Items from an interface collection
=-=-=
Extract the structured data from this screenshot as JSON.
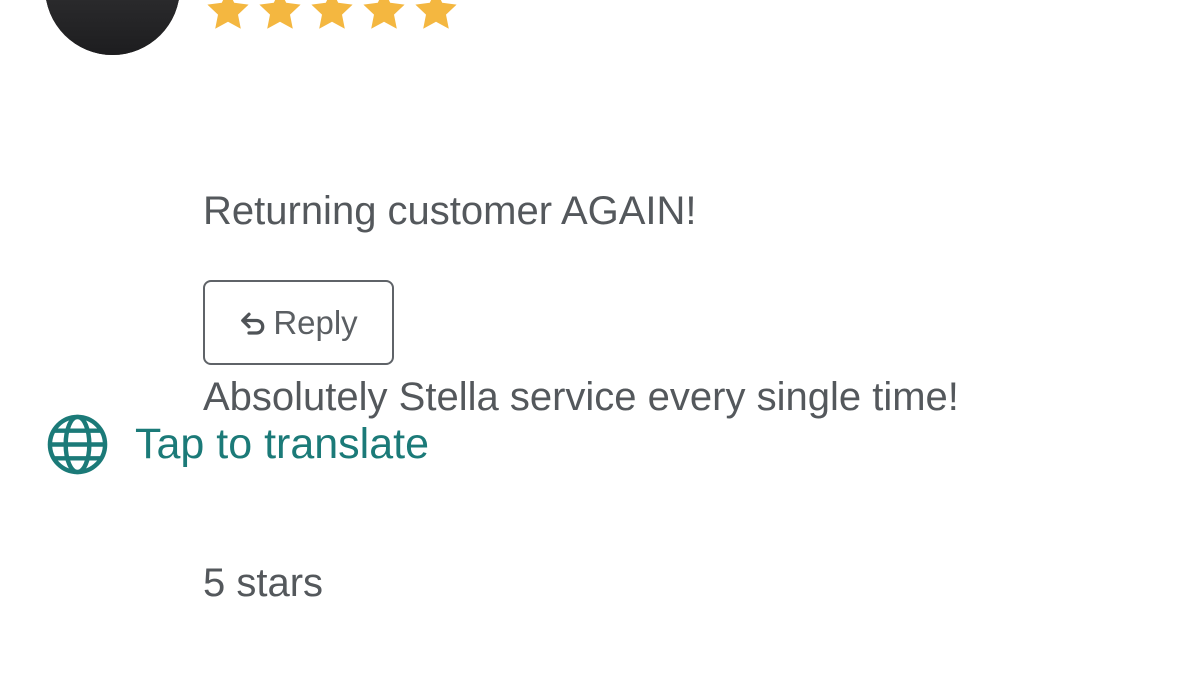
{
  "review": {
    "rating": 5,
    "rating_max": 5,
    "star_color": "#F4B740",
    "lines": [
      "Returning customer AGAIN!",
      "Absolutely Stella service every single time!",
      "5 stars"
    ]
  },
  "actions": {
    "reply_label": "Reply",
    "reply_icon": "reply-arrow-icon"
  },
  "translate": {
    "label": "Tap to translate",
    "icon": "globe-icon",
    "color": "#1B7A78"
  }
}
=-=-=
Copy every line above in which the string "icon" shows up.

### The completed task
    "reply_icon": "reply-arrow-icon"
    "icon": "globe-icon",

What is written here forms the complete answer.